- TASK OBJECTIVE -
Only the lines that contain the string "события" belong in the answer; pull them from the records.
════
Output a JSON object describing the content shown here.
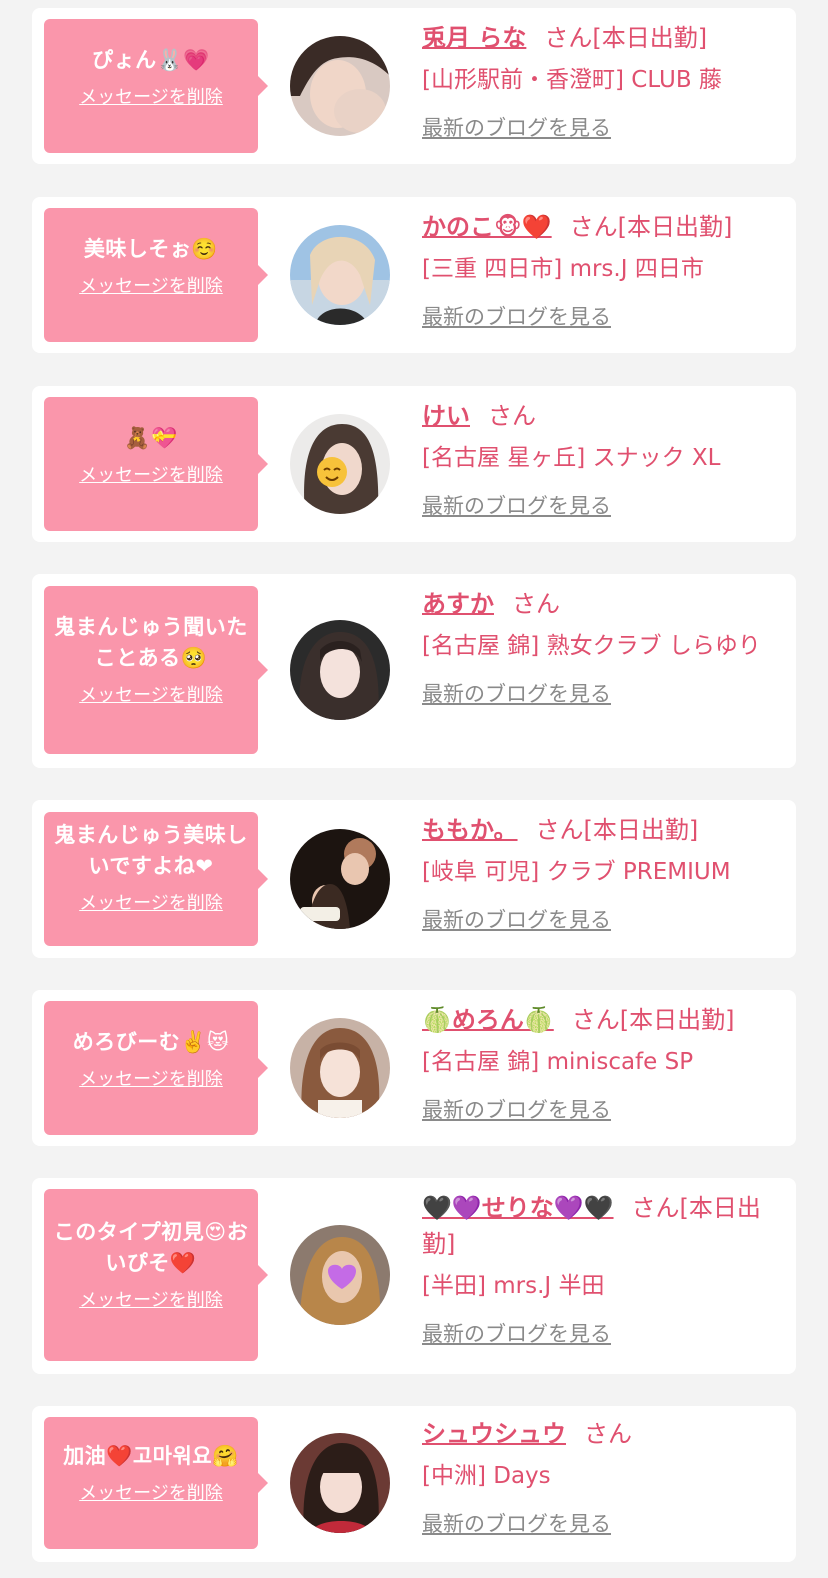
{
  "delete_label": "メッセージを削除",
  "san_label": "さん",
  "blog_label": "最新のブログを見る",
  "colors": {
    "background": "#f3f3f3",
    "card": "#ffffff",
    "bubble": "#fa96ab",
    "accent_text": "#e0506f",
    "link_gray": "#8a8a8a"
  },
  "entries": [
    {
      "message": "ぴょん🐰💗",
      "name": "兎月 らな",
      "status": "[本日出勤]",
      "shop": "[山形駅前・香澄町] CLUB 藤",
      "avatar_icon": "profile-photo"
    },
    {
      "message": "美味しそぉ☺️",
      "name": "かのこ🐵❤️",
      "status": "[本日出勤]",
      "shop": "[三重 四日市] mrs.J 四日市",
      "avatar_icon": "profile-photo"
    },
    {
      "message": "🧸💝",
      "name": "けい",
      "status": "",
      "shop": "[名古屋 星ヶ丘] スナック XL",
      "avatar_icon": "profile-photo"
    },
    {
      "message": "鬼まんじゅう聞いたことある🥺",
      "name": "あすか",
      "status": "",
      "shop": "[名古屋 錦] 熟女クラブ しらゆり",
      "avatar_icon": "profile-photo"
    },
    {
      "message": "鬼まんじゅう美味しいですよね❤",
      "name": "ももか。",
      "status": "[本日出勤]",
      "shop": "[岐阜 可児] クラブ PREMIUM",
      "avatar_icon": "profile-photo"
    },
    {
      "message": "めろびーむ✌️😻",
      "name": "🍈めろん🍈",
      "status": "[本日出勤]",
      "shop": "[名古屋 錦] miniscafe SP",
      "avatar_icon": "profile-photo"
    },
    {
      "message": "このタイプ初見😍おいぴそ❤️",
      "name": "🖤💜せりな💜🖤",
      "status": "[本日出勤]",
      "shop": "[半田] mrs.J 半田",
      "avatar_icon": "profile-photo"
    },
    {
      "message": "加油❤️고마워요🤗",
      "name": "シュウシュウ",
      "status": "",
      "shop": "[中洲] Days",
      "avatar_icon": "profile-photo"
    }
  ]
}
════
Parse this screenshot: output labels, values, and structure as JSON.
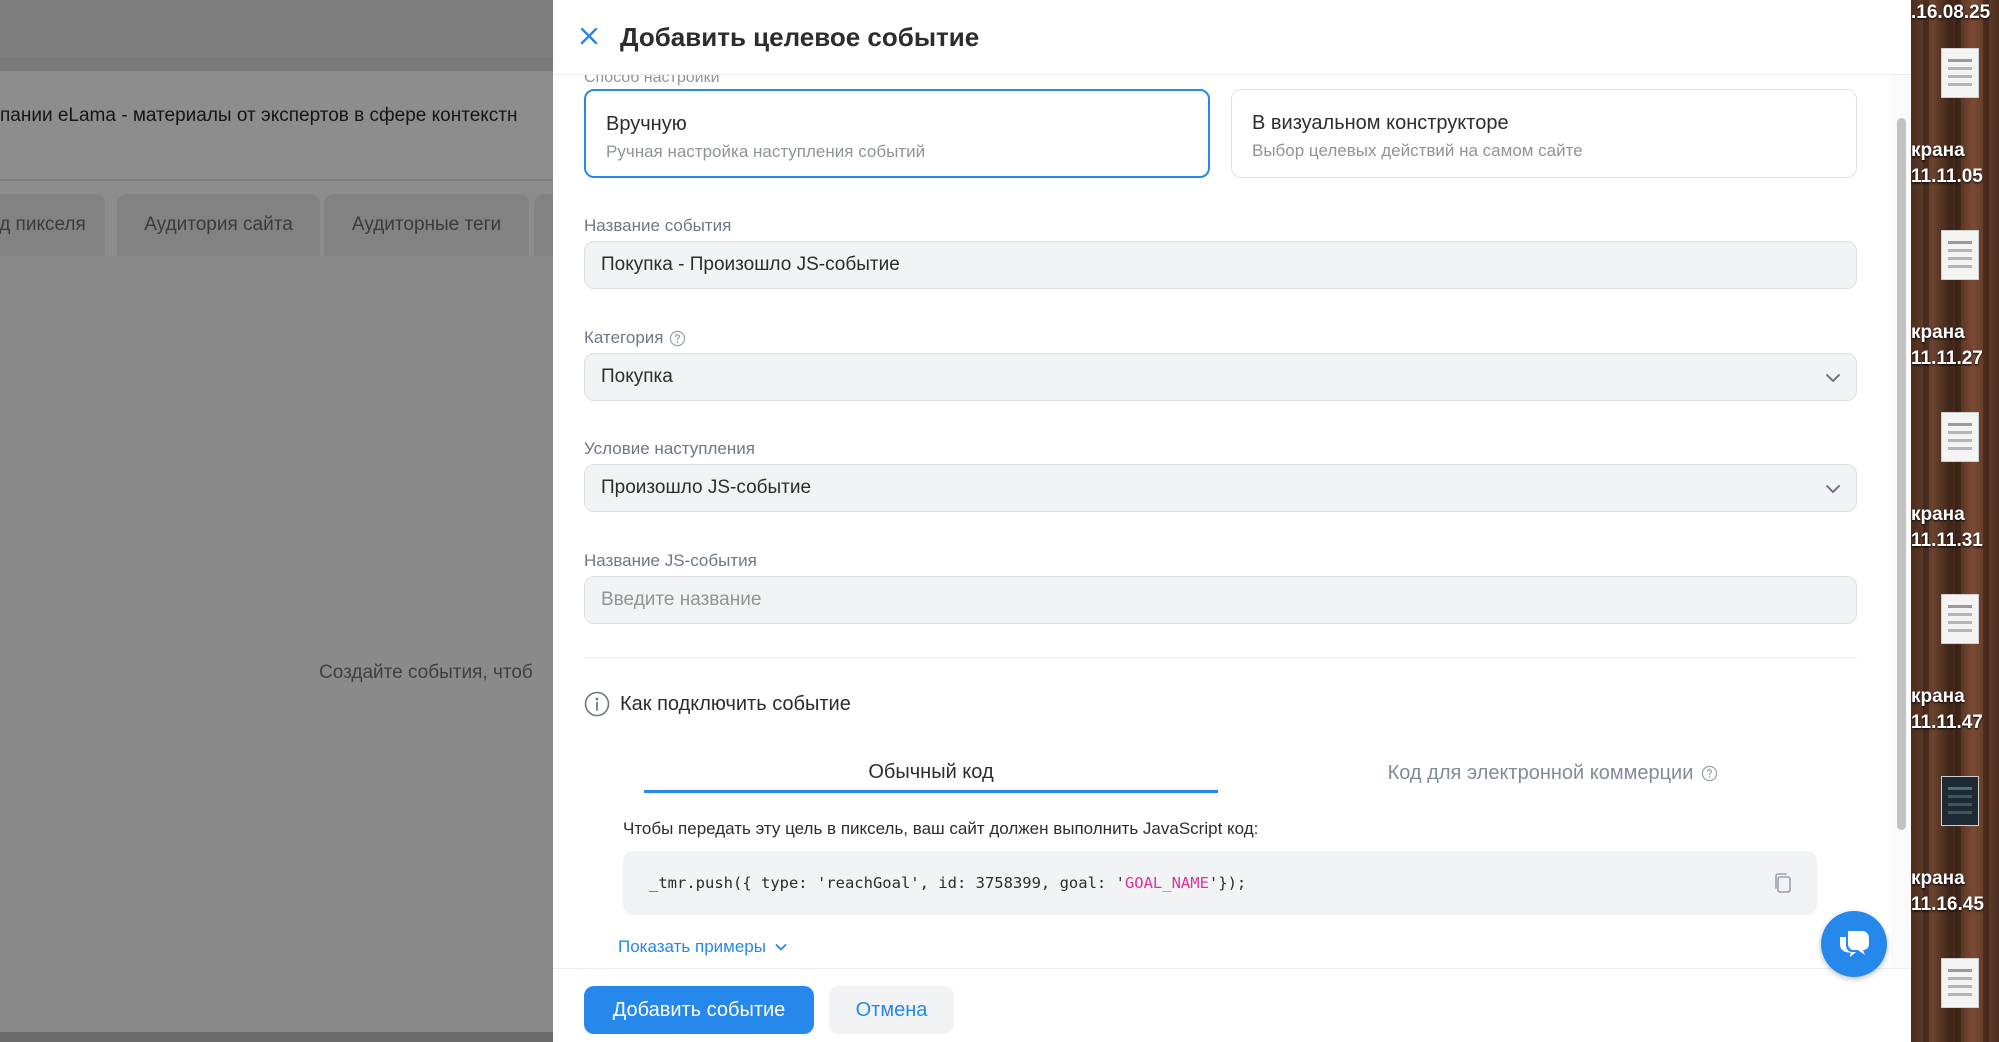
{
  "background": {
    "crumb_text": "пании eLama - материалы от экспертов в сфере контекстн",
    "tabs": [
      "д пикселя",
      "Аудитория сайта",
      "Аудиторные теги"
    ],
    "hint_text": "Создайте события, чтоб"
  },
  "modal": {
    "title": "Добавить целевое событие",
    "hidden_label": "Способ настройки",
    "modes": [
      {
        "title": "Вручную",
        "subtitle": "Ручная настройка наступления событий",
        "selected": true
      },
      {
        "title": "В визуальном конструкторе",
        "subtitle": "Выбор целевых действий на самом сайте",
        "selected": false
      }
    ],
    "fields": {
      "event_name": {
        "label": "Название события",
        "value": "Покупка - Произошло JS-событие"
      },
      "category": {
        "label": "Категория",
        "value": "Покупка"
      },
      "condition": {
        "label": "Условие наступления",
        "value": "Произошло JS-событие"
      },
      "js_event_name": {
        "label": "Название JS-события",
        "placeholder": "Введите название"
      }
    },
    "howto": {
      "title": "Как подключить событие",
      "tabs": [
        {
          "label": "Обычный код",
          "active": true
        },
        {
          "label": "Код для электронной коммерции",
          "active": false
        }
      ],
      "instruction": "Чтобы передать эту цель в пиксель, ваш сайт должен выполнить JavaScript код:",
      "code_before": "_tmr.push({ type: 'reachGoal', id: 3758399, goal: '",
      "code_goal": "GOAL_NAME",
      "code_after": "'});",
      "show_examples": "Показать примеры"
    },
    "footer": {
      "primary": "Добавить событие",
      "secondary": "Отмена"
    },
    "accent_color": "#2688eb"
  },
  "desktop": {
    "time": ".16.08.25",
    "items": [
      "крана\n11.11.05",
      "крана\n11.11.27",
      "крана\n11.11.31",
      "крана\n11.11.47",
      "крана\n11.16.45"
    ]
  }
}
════
- TASK ANSWER -
    "hint_text": "Создайте события, чтоб"
        "label": "Название события",
        "label": "Название JS-события",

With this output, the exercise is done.